Records drawn from a dataset
——

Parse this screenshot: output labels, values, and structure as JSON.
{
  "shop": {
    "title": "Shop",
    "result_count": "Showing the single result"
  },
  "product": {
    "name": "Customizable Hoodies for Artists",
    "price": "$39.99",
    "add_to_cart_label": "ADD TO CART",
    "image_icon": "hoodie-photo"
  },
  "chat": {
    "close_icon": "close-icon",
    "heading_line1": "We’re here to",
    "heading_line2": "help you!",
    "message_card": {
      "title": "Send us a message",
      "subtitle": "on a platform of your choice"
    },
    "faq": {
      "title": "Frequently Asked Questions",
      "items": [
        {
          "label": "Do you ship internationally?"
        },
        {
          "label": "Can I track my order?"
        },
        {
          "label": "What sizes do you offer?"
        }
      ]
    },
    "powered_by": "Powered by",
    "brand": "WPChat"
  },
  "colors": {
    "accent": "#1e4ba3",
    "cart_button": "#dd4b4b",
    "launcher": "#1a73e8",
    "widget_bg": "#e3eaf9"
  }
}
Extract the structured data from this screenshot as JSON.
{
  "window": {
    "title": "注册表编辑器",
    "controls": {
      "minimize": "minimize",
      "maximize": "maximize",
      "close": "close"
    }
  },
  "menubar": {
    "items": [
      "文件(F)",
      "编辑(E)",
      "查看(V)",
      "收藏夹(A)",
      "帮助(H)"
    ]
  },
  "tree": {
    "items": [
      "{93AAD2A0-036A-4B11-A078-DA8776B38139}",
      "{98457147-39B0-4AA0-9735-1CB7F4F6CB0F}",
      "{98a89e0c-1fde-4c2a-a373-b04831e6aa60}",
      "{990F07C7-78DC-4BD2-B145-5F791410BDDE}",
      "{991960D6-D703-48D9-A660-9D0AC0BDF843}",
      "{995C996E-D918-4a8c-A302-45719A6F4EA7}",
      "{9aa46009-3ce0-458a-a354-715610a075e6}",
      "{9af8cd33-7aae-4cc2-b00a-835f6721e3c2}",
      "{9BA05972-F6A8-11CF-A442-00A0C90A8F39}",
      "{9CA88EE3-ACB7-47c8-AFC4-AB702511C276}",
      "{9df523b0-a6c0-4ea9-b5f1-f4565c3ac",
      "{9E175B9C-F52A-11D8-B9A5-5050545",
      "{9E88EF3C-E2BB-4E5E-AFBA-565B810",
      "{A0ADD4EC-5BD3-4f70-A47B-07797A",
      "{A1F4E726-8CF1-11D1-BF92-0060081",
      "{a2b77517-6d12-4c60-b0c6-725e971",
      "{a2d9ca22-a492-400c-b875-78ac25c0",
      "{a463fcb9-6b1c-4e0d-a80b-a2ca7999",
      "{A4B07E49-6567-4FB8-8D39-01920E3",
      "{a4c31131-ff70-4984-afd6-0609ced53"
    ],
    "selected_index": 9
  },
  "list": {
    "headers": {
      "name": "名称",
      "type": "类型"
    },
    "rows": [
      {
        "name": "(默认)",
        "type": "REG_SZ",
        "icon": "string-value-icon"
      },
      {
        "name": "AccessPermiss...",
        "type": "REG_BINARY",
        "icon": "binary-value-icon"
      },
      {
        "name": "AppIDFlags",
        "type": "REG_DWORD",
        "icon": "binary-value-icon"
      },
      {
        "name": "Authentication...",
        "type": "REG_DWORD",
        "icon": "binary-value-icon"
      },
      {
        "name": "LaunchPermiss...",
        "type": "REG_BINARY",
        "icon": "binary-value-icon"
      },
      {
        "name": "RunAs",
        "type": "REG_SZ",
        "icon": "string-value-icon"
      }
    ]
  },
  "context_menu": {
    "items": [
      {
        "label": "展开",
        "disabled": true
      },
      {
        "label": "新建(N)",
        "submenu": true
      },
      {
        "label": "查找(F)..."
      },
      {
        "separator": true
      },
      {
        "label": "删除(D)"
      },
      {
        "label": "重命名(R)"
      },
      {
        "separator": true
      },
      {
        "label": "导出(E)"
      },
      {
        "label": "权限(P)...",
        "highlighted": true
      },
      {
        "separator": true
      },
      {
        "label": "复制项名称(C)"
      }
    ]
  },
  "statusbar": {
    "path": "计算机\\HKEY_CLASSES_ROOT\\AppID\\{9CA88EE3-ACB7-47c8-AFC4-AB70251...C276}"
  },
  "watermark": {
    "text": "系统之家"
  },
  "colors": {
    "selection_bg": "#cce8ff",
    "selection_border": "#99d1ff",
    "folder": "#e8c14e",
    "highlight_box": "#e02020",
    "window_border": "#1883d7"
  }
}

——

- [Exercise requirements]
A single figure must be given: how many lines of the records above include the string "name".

- [Written response]
8